Vigée le Brun is recognized as the most famous woman painter of the eighteenth century. After the arrest of the royal family during the French Revolution Vigée-Le Brun fled France. She lived and worked for some years in Italy, Austria, and Russia, where her experience in dealing with an aristocratic clientèle was still useful. In Rome, her paintings met with great critical acclaim and she was elected to the Roman Academy of Art. Rococo Self Portrait in a Straw Hat, 1782, National Gallery of Art, LondonSelf Portrait
Vigée le Brun was received in Russia by the nobility and painted numerous members of the family of Catherine the Great. While there, Vigée-Le Brun was made a member of the Academy of Fine Arts of Saint Petersburg. There are two portraits done at this time displayed at the Utah Museum of Fine Arts in Salt Lake City. Princess Eudocia Ivanovna Galitzine as Flora, 1799 Oil on canvas, Utah Museum of Fine Arts (left) Princess Eudocia Ivanovna Galitzine as Flora, Portrait of Princess Natalia Ivanovna Kourakin, nee Golovina, 1797, Oil on canvas, UMFA Portrait of Princess Natalia Ivanovna Kourakin, nee Golovina Rococo -
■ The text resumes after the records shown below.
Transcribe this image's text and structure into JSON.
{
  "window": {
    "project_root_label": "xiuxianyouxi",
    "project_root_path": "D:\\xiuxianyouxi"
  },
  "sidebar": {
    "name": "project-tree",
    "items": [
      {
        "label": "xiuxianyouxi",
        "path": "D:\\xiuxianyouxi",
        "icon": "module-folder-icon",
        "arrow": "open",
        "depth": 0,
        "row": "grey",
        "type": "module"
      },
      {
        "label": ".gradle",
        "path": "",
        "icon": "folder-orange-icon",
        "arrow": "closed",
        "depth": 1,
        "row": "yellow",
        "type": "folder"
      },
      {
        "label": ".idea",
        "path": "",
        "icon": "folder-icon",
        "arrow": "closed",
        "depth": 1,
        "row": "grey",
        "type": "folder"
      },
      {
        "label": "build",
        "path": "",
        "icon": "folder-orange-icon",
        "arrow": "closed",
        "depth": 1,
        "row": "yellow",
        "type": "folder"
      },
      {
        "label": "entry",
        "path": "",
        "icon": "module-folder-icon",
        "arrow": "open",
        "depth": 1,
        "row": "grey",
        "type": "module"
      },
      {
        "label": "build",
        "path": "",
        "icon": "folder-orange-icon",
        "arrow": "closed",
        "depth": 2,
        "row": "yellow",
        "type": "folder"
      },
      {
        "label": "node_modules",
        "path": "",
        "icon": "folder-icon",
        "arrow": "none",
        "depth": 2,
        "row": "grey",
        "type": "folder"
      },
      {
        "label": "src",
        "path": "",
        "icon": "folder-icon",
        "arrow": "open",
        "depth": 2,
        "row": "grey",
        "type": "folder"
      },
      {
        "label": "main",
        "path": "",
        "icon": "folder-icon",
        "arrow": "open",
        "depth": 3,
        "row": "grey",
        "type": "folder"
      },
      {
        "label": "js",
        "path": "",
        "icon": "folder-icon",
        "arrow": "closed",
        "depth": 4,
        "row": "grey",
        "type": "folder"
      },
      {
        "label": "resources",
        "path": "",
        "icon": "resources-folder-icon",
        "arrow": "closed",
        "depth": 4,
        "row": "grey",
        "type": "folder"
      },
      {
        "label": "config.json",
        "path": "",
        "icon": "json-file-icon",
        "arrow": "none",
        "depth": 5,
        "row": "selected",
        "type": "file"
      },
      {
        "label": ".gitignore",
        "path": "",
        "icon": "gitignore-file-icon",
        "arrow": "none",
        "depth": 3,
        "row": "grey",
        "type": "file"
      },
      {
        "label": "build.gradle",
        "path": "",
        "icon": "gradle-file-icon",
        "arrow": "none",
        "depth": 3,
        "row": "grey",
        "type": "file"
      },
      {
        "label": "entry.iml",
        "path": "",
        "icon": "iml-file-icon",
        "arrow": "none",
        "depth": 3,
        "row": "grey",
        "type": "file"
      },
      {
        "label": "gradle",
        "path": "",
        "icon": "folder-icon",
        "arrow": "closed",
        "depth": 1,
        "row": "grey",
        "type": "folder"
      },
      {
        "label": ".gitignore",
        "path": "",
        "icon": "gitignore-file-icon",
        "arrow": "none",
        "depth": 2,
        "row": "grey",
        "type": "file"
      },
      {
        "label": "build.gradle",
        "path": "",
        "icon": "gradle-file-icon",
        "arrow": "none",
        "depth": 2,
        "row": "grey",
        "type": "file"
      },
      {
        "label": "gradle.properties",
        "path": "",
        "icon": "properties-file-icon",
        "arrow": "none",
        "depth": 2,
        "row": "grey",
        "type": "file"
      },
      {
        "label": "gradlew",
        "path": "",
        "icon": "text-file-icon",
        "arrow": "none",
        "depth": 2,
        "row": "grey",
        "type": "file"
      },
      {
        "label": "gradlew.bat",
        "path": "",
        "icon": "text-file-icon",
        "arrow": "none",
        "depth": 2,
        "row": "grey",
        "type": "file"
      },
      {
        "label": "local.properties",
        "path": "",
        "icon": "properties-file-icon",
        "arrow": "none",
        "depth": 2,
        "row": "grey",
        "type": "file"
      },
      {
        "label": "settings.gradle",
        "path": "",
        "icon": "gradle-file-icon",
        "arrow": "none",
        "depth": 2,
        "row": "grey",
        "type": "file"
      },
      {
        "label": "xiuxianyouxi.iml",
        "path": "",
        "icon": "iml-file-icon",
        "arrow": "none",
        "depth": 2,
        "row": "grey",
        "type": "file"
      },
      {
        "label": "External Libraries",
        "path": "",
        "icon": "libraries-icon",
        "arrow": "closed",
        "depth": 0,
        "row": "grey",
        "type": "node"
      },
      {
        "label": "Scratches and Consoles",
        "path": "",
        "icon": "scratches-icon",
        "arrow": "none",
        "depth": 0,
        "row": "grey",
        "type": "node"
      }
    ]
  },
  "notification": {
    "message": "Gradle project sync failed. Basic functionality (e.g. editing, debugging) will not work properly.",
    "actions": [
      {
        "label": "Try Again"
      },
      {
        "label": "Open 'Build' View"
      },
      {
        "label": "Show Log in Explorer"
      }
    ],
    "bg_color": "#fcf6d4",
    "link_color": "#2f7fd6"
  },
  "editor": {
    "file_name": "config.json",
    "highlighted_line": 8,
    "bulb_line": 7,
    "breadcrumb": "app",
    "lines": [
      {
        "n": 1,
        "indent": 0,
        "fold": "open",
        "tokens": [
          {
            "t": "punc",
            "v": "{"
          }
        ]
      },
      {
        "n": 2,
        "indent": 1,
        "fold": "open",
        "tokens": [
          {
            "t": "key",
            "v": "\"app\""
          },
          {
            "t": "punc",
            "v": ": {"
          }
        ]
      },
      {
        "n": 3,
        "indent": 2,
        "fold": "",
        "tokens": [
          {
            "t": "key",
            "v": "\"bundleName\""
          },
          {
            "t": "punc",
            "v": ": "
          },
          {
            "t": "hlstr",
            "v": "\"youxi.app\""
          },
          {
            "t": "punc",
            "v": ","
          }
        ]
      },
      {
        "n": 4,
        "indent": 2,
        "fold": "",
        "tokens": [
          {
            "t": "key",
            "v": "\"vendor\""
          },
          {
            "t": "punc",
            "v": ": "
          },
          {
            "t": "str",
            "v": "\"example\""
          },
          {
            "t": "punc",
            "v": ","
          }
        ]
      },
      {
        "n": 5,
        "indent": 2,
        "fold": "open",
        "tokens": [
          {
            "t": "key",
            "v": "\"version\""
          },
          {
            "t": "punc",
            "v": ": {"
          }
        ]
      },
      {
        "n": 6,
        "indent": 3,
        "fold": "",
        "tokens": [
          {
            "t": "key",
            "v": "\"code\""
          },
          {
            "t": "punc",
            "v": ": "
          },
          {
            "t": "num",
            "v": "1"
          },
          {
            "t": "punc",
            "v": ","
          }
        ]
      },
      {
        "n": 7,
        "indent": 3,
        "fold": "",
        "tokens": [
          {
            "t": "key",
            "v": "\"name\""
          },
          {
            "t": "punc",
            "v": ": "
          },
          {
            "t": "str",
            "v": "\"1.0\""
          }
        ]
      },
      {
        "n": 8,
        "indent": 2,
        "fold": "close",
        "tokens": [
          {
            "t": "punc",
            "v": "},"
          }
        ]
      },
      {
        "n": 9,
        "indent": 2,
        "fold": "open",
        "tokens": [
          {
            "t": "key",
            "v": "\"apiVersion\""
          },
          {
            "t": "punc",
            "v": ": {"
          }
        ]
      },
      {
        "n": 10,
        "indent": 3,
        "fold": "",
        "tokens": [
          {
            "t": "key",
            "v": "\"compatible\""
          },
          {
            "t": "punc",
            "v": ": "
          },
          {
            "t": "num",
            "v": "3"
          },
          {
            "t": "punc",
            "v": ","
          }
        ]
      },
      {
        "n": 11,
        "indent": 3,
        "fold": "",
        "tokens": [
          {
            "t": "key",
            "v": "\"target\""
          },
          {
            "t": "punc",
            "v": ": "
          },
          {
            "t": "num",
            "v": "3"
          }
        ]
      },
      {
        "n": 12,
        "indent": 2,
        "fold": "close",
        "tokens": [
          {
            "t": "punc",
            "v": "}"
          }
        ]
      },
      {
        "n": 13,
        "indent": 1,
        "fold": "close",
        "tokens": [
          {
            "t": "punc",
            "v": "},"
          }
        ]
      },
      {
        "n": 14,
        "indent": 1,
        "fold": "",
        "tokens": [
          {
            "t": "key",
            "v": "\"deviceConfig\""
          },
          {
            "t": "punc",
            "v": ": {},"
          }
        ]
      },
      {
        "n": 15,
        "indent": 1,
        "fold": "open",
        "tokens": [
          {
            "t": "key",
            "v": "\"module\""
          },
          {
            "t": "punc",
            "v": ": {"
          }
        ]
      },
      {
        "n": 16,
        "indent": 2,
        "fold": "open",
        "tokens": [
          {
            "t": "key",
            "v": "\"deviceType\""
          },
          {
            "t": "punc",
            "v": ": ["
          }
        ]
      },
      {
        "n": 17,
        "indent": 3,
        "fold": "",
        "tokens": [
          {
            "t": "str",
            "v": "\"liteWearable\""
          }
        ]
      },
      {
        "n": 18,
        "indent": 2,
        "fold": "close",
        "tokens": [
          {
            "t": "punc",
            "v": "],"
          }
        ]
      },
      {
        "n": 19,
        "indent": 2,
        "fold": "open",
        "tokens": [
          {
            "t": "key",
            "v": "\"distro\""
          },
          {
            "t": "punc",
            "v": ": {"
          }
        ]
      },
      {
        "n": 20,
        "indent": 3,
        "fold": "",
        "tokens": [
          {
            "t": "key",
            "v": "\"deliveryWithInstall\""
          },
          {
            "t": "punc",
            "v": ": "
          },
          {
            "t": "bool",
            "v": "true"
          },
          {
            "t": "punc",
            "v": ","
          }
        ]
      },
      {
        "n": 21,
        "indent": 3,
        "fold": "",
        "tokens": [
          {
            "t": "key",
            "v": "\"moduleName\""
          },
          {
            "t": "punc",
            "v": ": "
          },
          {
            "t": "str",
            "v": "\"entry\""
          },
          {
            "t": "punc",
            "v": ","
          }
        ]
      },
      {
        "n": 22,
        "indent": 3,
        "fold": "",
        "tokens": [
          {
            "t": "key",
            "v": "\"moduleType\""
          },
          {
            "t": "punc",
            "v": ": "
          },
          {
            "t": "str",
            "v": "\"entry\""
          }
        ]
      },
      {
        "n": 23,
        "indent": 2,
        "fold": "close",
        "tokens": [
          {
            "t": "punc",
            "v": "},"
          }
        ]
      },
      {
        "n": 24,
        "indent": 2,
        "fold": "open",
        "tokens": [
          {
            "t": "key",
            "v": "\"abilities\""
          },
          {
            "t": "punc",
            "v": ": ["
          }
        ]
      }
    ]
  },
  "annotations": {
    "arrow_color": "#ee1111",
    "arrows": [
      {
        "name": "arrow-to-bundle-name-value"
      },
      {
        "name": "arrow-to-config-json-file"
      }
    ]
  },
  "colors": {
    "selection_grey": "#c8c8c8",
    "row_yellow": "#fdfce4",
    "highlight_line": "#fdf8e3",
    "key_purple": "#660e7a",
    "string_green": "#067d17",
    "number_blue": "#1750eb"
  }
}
Vigée le Brun was welcomed back to France during the reign of Napoleon I. Much in demand by the élite of Europe, she visited England at the beginning of the nineteenth century and painted the portrait of several British notables including Lord Byron. In 1807 she traveled to Switzerland and was made an honorary member of the Société pour l'Avancement des Beaux-Arts of Geneva. Vigée le Brun died in Paris at the age of 87, leaving over 660 portraits and 200 landscapes. Rococo - Self Portrait 1790 Oil on canvas, Painted in Florence, Italy Self Portrait